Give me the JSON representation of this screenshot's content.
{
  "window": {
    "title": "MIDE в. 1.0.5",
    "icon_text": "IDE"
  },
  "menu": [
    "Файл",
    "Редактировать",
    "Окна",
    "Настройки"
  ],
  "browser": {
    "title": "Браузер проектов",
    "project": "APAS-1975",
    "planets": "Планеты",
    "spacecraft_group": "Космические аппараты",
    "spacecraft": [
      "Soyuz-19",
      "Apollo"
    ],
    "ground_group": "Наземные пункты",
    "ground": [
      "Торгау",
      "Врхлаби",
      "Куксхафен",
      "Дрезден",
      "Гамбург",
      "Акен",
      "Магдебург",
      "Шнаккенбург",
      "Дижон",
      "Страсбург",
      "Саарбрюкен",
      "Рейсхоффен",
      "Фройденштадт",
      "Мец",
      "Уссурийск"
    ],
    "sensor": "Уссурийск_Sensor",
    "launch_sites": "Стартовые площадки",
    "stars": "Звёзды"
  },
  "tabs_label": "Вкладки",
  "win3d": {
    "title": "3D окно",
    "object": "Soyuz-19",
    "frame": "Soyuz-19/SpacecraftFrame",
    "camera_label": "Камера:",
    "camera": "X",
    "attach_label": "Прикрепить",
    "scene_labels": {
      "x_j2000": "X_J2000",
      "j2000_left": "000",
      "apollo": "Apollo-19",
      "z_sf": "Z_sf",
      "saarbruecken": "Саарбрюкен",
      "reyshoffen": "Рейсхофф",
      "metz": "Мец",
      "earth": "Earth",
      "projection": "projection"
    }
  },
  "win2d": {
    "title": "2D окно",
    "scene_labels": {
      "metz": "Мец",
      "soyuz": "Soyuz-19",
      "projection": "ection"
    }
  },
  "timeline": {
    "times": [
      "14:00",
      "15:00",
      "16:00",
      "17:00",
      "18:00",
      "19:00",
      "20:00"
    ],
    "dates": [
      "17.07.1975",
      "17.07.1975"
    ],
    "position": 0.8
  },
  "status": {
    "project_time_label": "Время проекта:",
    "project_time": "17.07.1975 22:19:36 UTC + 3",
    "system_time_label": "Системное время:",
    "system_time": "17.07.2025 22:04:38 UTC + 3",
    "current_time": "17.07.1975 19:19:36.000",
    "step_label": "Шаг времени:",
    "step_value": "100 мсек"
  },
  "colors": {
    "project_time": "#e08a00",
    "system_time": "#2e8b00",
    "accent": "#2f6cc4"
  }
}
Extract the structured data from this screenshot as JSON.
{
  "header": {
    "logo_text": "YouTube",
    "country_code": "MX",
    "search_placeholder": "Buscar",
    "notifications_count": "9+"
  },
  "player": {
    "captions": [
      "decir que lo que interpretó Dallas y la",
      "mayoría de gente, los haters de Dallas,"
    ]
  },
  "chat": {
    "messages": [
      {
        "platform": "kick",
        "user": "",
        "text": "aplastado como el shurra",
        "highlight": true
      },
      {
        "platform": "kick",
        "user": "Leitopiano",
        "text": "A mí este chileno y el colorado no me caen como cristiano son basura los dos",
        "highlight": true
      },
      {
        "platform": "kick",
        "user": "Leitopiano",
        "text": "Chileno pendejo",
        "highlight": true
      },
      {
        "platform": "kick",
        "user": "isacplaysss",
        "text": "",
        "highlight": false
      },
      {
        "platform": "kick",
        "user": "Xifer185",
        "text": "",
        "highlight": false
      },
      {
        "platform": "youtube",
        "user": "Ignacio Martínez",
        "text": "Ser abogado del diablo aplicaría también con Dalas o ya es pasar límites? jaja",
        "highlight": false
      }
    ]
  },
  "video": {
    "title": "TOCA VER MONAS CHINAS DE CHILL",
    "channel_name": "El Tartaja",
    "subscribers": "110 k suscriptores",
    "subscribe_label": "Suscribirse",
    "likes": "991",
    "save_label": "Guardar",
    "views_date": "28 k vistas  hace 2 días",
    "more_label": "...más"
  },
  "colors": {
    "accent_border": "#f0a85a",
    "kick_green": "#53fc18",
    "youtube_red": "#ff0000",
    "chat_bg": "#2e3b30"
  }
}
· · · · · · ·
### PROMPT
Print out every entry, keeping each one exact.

### REPLY
Give me the JSON representation of this screenshot's content.
{
  "window": {
    "title": "MIDE в. 1.0.5",
    "icon_text": "IDE"
  },
  "menu": [
    "Файл",
    "Редактировать",
    "Окна",
    "Настройки"
  ],
  "browser": {
    "title": "Браузер проектов",
    "project": "APAS-1975",
    "planets": "Планеты",
    "spacecraft_group": "Космические аппараты",
    "spacecraft": [
      "Soyuz-19",
      "Apollo"
    ],
    "ground_group": "Наземные пункты",
    "ground": [
      "Торгау",
      "Врхлаби",
      "Куксхафен",
      "Дрезден",
      "Гамбург",
      "Акен",
      "Магдебург",
      "Шнаккенбург",
      "Дижон",
      "Страсбург",
      "Саарбрюкен",
      "Рейсхоффен",
      "Фройденштадт",
      "Мец",
      "Уссурийск"
    ],
    "sensor": "Уссурийск_Sensor",
    "launch_sites": "Стартовые площадки",
    "stars": "Звёзды"
  },
  "tabs_label": "Вкладки",
  "win3d": {
    "title": "3D окно",
    "object": "Soyuz-19",
    "frame": "Soyuz-19/SpacecraftFrame",
    "camera_label": "Камера:",
    "camera": "X",
    "attach_label": "Прикрепить",
    "scene_labels": {
      "x_j2000": "X_J2000",
      "j2000_left": "000",
      "apollo": "Apollo-19",
      "z_sf": "Z_sf",
      "saarbruecken": "Саарбрюкен",
      "reyshoffen": "Рейсхофф",
      "metz": "Мец",
      "earth": "Earth",
      "projection": "projection"
    }
  },
  "win2d": {
    "title": "2D окно",
    "scene_labels": {
      "metz": "Мец",
      "soyuz": "Soyuz-19",
      "projection": "ection"
    }
  },
  "timeline": {
    "times": [
      "14:00",
      "15:00",
      "16:00",
      "17:00",
      "18:00",
      "19:00",
      "20:00"
    ],
    "dates": [
      "17.07.1975",
      "17.07.1975"
    ],
    "position": 0.8
  },
  "status": {
    "project_time_label": "Время проекта:",
    "project_time": "17.07.1975 22:19:36 UTC + 3",
    "system_time_label": "Системное время:",
    "system_time": "17.07.2025 22:04:38 UTC + 3",
    "current_time": "17.07.1975 19:19:36.000",
    "step_label": "Шаг времени:",
    "step_value": "100 мсек"
  },
  "colors": {
    "project_time": "#e08a00",
    "system_time": "#2e8b00",
    "accent": "#2f6cc4"
  }
}
Extract the structured data from this screenshot as JSON.
{
  "header": {
    "logo_text": "YouTube",
    "country_code": "MX",
    "search_placeholder": "Buscar",
    "notifications_count": "9+"
  },
  "player": {
    "captions": [
      "decir que lo que interpretó Dallas y la",
      "mayoría de gente, los haters de Dallas,"
    ]
  },
  "chat": {
    "messages": [
      {
        "platform": "kick",
        "user": "",
        "text": "aplastado como el shurra",
        "highlight": true
      },
      {
        "platform": "kick",
        "user": "Leitopiano",
        "text": "A mí este chileno y el colorado no me caen como cristiano son basura los dos",
        "highlight": true
      },
      {
        "platform": "kick",
        "user": "Leitopiano",
        "text": "Chileno pendejo",
        "highlight": true
      },
      {
        "platform": "kick",
        "user": "isacplaysss",
        "text": "",
        "highlight": false
      },
      {
        "platform": "kick",
        "user": "Xifer185",
        "text": "",
        "highlight": false
      },
      {
        "platform": "youtube",
        "user": "Ignacio Martínez",
        "text": "Ser abogado del diablo aplicaría también con Dalas o ya es pasar límites? jaja",
        "highlight": false
      }
    ]
  },
  "video": {
    "title": "TOCA VER MONAS CHINAS DE CHILL",
    "channel_name": "El Tartaja",
    "subscribers": "110 k suscriptores",
    "subscribe_label": "Suscribirse",
    "likes": "991",
    "save_label": "Guardar",
    "views_date": "28 k vistas  hace 2 días",
    "more_label": "...más"
  },
  "colors": {
    "accent_border": "#f0a85a",
    "kick_green": "#53fc18",
    "youtube_red": "#ff0000",
    "chat_bg": "#2e3b30"
  }
}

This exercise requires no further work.